"In 1987, you may recall the fur flap: I went to New Mexico to host the Miss USA pageant (and) I was shocked to learn the swimsuit contestants were going to make their entrance wearing furs. I told the producers I could not be on the stage surrounded by young women in fur coats, because I would appear to be a complete hypocrite. But they had contracts and a quarter of a million dollars' worth of furs there. It became a front page story, and it was the best thing that ever happened to the anti-fur campaign. People who had never even thought about the mistreatment of animals were suddenly reading about it in the newspaper. Here was this man who was about to give up hosting two very profitable shows on behalf of these animals. The next year, I quit both pageants and there was another fur flap _ fur flap II _ and it got even more publicity."
Times: "The Price Is Right" hasn't changed much in 32 years. Does that ever become a problem?
Barker: "It's an advantage. Our viewers don't want our show to change. We've been on 32 years, and they have watched it as children, and now their children and even their children's children are watching and they don't want change.
"They have ideas, . . . we say no thanks. If it ain't broke, don't fix it. They did a nighttime Price Is Right, and they incorporated a lot of these things . . . complete with black floors! And it just didn't work."
Times: How does it feel to have two TV shows celebrating your birthday?
Barker: "I told (CBS) I didn't know there would be so much attention paid to my 80th birthday, or I would have celebrated it a long time ago! (He laughs.) When you turn on the (Saturday) show, you'll see a birthday card from Celine Dion open, and there is Celine seated in her dressing room in Las Vegas. And she quietly talks about the fact that I'm 80 now, and she and her family have watched me all their lives. And she sings, a cappella, Happy Birthday to me. I'm telling you, it brought tears to my eyes when I saw the tape."
Times: That kind of celebrity worship must happen pretty often.
Barker: "I tell you who's had the biggest effect: Adam Sandler. For one of his early pictures, Happy Gilmore, he wrote a part in which I played myself in a golf tournament and we had this fight. That happened four or five years ago, and I don't do a taping at which somebody doesn't ask me something about that movie. Mostly, they want to know why I haven't done more pictures. I tell them the reason is because I refuse to do nude scenes. I don't want to be just another beautiful body."
Times: You studied karate with Chuck Norris.
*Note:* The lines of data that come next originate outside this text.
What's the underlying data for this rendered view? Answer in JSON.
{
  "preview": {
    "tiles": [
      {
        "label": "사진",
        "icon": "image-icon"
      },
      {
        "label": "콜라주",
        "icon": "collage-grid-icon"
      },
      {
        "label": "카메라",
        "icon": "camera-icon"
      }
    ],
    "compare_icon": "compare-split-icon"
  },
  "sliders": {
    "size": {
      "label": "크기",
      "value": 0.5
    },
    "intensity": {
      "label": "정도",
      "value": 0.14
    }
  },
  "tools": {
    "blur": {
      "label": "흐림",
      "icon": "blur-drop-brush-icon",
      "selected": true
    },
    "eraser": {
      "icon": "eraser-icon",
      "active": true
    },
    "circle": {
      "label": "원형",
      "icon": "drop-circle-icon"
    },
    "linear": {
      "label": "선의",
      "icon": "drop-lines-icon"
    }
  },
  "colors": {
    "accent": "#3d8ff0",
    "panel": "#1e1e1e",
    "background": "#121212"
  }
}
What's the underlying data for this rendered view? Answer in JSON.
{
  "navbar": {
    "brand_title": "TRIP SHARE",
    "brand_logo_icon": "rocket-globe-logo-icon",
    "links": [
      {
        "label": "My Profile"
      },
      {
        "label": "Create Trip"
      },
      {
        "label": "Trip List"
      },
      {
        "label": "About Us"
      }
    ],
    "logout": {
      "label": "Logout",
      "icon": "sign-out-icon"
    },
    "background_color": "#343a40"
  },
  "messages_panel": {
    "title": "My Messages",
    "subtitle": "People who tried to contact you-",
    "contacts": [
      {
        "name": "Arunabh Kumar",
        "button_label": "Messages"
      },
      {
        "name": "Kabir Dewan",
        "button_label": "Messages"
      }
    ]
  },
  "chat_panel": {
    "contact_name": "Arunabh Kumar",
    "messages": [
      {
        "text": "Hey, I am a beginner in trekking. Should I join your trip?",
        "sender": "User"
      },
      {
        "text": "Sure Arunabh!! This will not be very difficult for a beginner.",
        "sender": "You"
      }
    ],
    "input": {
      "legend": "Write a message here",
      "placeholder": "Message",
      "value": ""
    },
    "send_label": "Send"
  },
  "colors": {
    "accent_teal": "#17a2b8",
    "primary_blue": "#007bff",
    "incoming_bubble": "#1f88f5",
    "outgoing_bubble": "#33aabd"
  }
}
Use any of his moves on Sandler?
Barker: "No, . . . I didn't get to kick him much. (He laughs.) I actually studied karate for more than 20 years. . . . I didn't start until I was almost 50. I didn't stop until I was 74 or 75. I started having trouble with my knees and trouble with my back and one of my shoulders. My doctor, who had been in karate himself, said, "Do you think maybe you're getting a little old for all these spinning, jumping back kicks?' That hadn't even occurred to me. So I laid off karate for about two weeks and I felt so much better, I eased up."
Times: Karate at age 75? Now I'm really impressed.
Barker: "Nowadays, I do a lot of stretching, which is important in karate. I lift some light weights. And I do a lot of walking. Low impact stuff."
Times: At what point do you call it quits? Will they have to pry the microphone from your cold hands? And will you expect fans to walk around wearing black armbands afterward?
Barker: "Black armbands, oh brother. (He laughs loudly.) I consider retiring every year _ I have ever since I was 70. I consider it and I say, "Well, I'll do it one more year.' So I'm not going to make any predictions. We'll see."